When a person tells a colleague: "Break a utensil belonging to so and so, and you will not be liable," and the listener follows these instructions, the listener is liable financially. It is as if he told him: "Blind so-and-so's eye, and you will not be liable."

Although the person who caused the damages is liable to pay, the person who gave him the instructions is considered to be his partner in the transgression and a wicked person. For he caused a blind man to stumble, and supported a person who committed a transgression.

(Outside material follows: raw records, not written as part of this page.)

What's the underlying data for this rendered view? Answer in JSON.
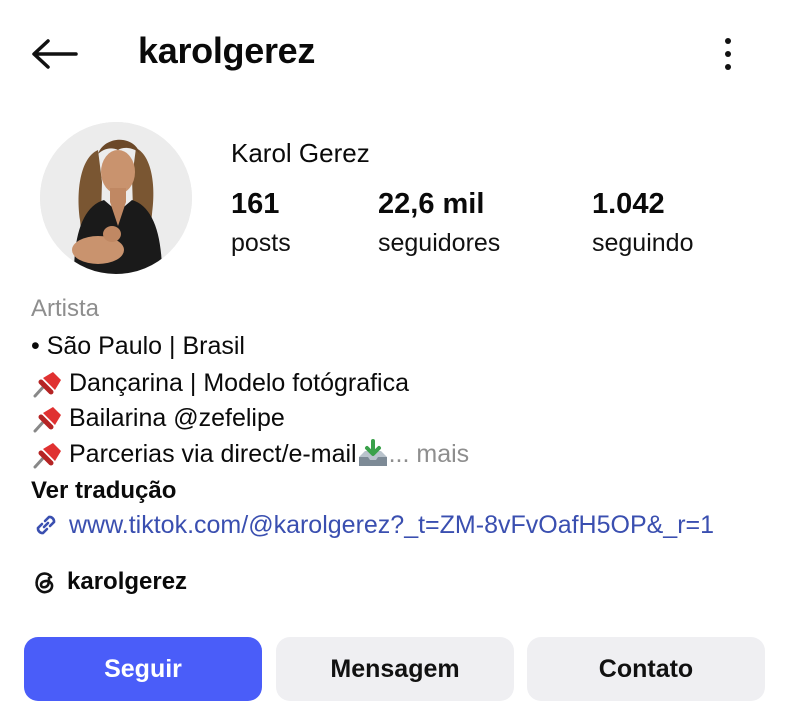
{
  "header": {
    "username": "karolgerez"
  },
  "profile": {
    "display_name": "Karol Gerez",
    "stats": [
      {
        "value": "161",
        "label": "posts"
      },
      {
        "value": "22,6 mil",
        "label": "seguidores"
      },
      {
        "value": "1.042",
        "label": "seguindo"
      }
    ]
  },
  "bio": {
    "category": "Artista",
    "lines": [
      "• São Paulo | Brasil",
      "Dançarina | Modelo fotógrafica",
      "Bailarina @zefelipe",
      "Parcerias via direct/e-mail "
    ],
    "more_label": "... mais",
    "translate_label": "Ver tradução",
    "link": "www.tiktok.com/@karolgerez?_t=ZM-8vFvOafH5OP&_r=1",
    "threads_handle": "karolgerez"
  },
  "actions": {
    "follow_label": "Seguir",
    "message_label": "Mensagem",
    "contact_label": "Contato"
  },
  "colors": {
    "follow_bg": "#4a5df9",
    "link": "#3a4fb0",
    "muted": "#8e8e8e"
  },
  "icons": {
    "back": "arrow-left-icon",
    "more": "more-vertical-icon",
    "pin": "pushpin-icon",
    "download": "inbox-download-icon",
    "link": "link-icon",
    "threads": "threads-icon"
  }
}
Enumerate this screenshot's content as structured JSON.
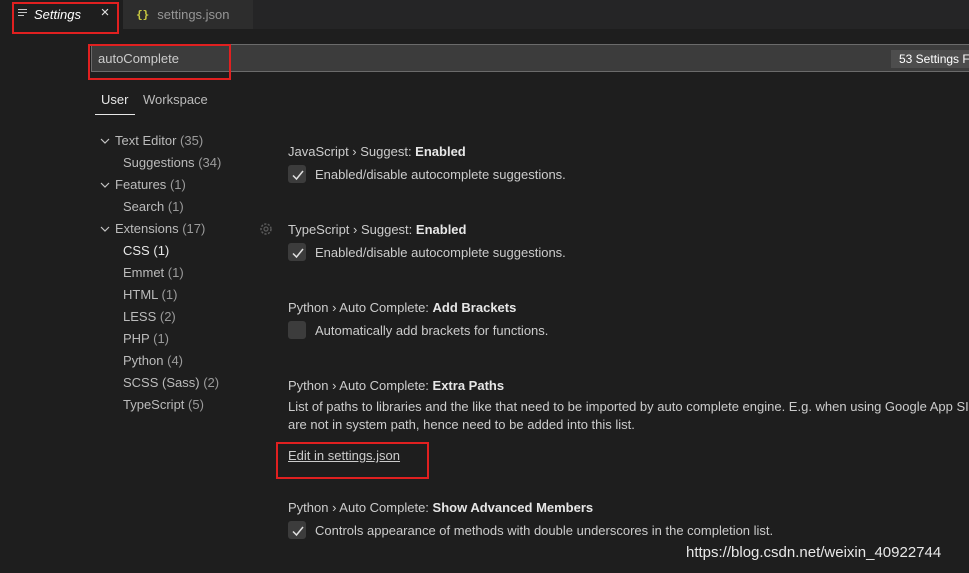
{
  "tabs": [
    {
      "label": "Settings",
      "icon": "menu-icon",
      "active": true
    },
    {
      "label": "settings.json",
      "icon": "json-braces-icon",
      "active": false
    }
  ],
  "tab_close_glyph": "×",
  "search": {
    "value": "autoComplete",
    "results_badge": "53 Settings F"
  },
  "scope_tabs": [
    "User",
    "Workspace"
  ],
  "toc": [
    {
      "label": "Text Editor",
      "count": "(35)",
      "expanded": true
    },
    {
      "label": "Suggestions",
      "count": "(34)"
    },
    {
      "label": "Features",
      "count": "(1)",
      "expanded": true
    },
    {
      "label": "Search",
      "count": "(1)"
    },
    {
      "label": "Extensions",
      "count": "(17)",
      "expanded": true
    },
    {
      "label": "CSS",
      "count": "(1)",
      "selected": true
    },
    {
      "label": "Emmet",
      "count": "(1)"
    },
    {
      "label": "HTML",
      "count": "(1)"
    },
    {
      "label": "LESS",
      "count": "(2)"
    },
    {
      "label": "PHP",
      "count": "(1)"
    },
    {
      "label": "Python",
      "count": "(4)"
    },
    {
      "label": "SCSS (Sass)",
      "count": "(2)"
    },
    {
      "label": "TypeScript",
      "count": "(5)"
    }
  ],
  "settings": [
    {
      "category": "JavaScript › Suggest: ",
      "name": "Enabled",
      "description": "Enabled/disable autocomplete suggestions.",
      "checked": true
    },
    {
      "category": "TypeScript › Suggest: ",
      "name": "Enabled",
      "description": "Enabled/disable autocomplete suggestions.",
      "checked": true
    },
    {
      "category": "Python › Auto Complete: ",
      "name": "Add Brackets",
      "description": "Automatically add brackets for functions.",
      "checked": false
    },
    {
      "category": "Python › Auto Complete: ",
      "name": "Extra Paths",
      "description_line1": "List of paths to libraries and the like that need to be imported by auto complete engine. E.g. when using Google App SI",
      "description_line2": "are not in system path, hence need to be added into this list.",
      "link": "Edit in settings.json"
    },
    {
      "category": "Python › Auto Complete: ",
      "name": "Show Advanced Members",
      "description": "Controls appearance of methods with double underscores in the completion list.",
      "checked": true
    }
  ],
  "watermark": "https://blog.csdn.net/weixin_40922744",
  "colors": {
    "background": "#1e1e1e",
    "annotation": "#e02020",
    "json_icon": "#cbcb41"
  }
}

הָאוֹמֵר לַחֲבֵרוֹ שְׁבֹר כֵּלָיו שֶׁל פְּלוֹנִי עַל מְנָת שֶׁאַתָּה פָּטוּר וְעָשָׂה הֲרֵי זֶה חַיָּב לְשַׁלֵּם. וּכְאִלּוּ אָמַר לוֹ סַמֵּא עֵינוֹ שֶׁל פְּלוֹנִי עַל מְנָת שֶׁאַתָּה פָּטוּר. וְאַף עַל פִּי שֶׁהָעוֹשֶׂה הוּא חַיָּב לְשַׁלֵּם. הֲרֵי זֶה הָאוֹמֵר לוֹ שֻׁתָּפוֹ בָּעָוֹן וְרָשָׁע הוּא. שֶׁהֲרֵי הִכְשִׁיל עִוֵּר וְחִזֵּק יְדֵי עוֹבְרֵי עֲבֵרָה:

Published and copyright by Moznaim Publications, all rights reserved.
To purchase this book or the entire series, please click here.
The text on this page contains sacred literature. Please do not deface or discard.
Vowelized Hebrew text courtesy Torat Emet under CC 2.5 license.
The Mishneh Torah was the Rambam's (Rabbi Moses ben Maimon) magnum opus, a work spanning hundreds of chapters and describing all of the laws mentioned in the Torah. To this day it is the only work that details all of Jewish observance, including those laws which are only applicable when the Holy Temple is in place. Participating in one of the annual study cycles of these laws (3 chapters/day, 1 chapter/day, or Sefer Hamitzvot) is a way we can play a small but essential part in rebuilding the final Temple.
Download Rambam Study Schedules: 3 Chapters | 1 Chapter | Daily Mitzvah